I believe there’s a perception on the left about people who they perceive to be “against immigration” as you’ve suggested in your title, and that perception relates to generosity, or lack thereof. I believe that, as one of the most prosperous nations on the earth, we have an obligation to lead in being generous. However, no individual or entity ever gives beyond their own ability to first take care of themselves. Bill and Melinda Gates do not starve their own children in order to feed the poor; their giving is within measure to their wealth. As it should be for cities, states and our nation. By extending the rights and privileges of citizenship to non-citizens, we are 1) effectively erasing citizenship and 2) draining and weakening our resources to the point that they are not benefiting citizens anymore. 3) We are also sending the message to those millions of immigrants who work hard and come here lawfully that their effort in obeying our laws doesn’t matter. This is a dangerous precedent. What other laws will they decided to follow or not follow, at our cue? That is why those who are 1 or 2 generations from immigrants themselves feel so passionately about this. The rationale of the argument that they who benefit most from their immigration would desire to rob it from another (legally) is absurd. The reason it doesn’t make sense to you is because it’s not accurate.

We absolutely have an obligation to deal with those who are caught in limbo in our current system with dignity and compassion. I would love to join hands with those across the aisle to keep our president and government accountable to that. But we also have an obligation to fix the problem and actually enforce our laws already in effect. Can we please shift our conversations from polarizing half-truths and stereotypes to hearing and listening to each other and actually changing the system for the better? It’s ok that we don’t agree on every issue, but our thoughts and values on this issue are equal as citizens and we should treat each other as such.

As a writer, you are helping to drive the narratives behind important issues such as these. Those who are leading conversations have a moral and civil obligation to do so honestly and earnestly, taking every effort to accurately and fully represent the topics you’re covering (within reason of available information of course). Your love of an propensity for history obviously means you care about how things are documented and represented. I can’t help but feel that your reflection on this can help bring about a more thorough dialog on this and politics in general, which our country so desperately needs.
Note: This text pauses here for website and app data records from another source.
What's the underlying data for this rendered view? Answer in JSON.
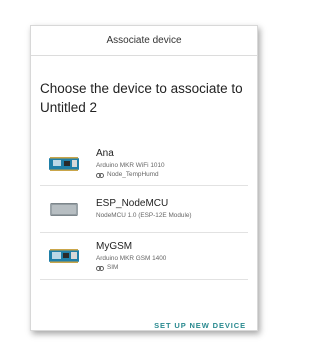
{
  "dialog": {
    "title": "Associate device",
    "prompt": "Choose the device to associate to Untitled 2"
  },
  "devices": [
    {
      "name": "Ana",
      "board": "Arduino MKR WiFi 1010",
      "thing": "Node_TempHumd",
      "icon": "mkr-board-icon"
    },
    {
      "name": "ESP_NodeMCU",
      "board": "NodeMCU 1.0 (ESP-12E Module)",
      "thing": "",
      "icon": "nodemcu-module-icon"
    },
    {
      "name": "MyGSM",
      "board": "Arduino MKR GSM 1400",
      "thing": "SIM",
      "icon": "mkr-board-icon"
    }
  ],
  "actions": {
    "setup_label": "SET UP NEW DEVICE"
  },
  "colors": {
    "accent": "#2a8a90",
    "board_blue": "#1f7fa8"
  }
}
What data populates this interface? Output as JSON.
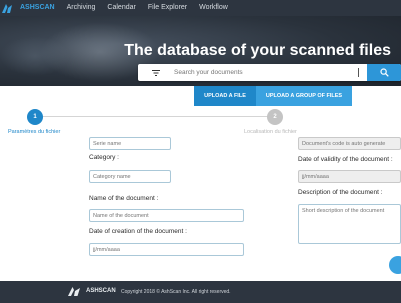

Either your article labors to pander to a segment of the population who simply want to pat each other on the back for their “like” viewpoints, or your article was written in the spirit of healthy debate of important issues. Thank you for your time.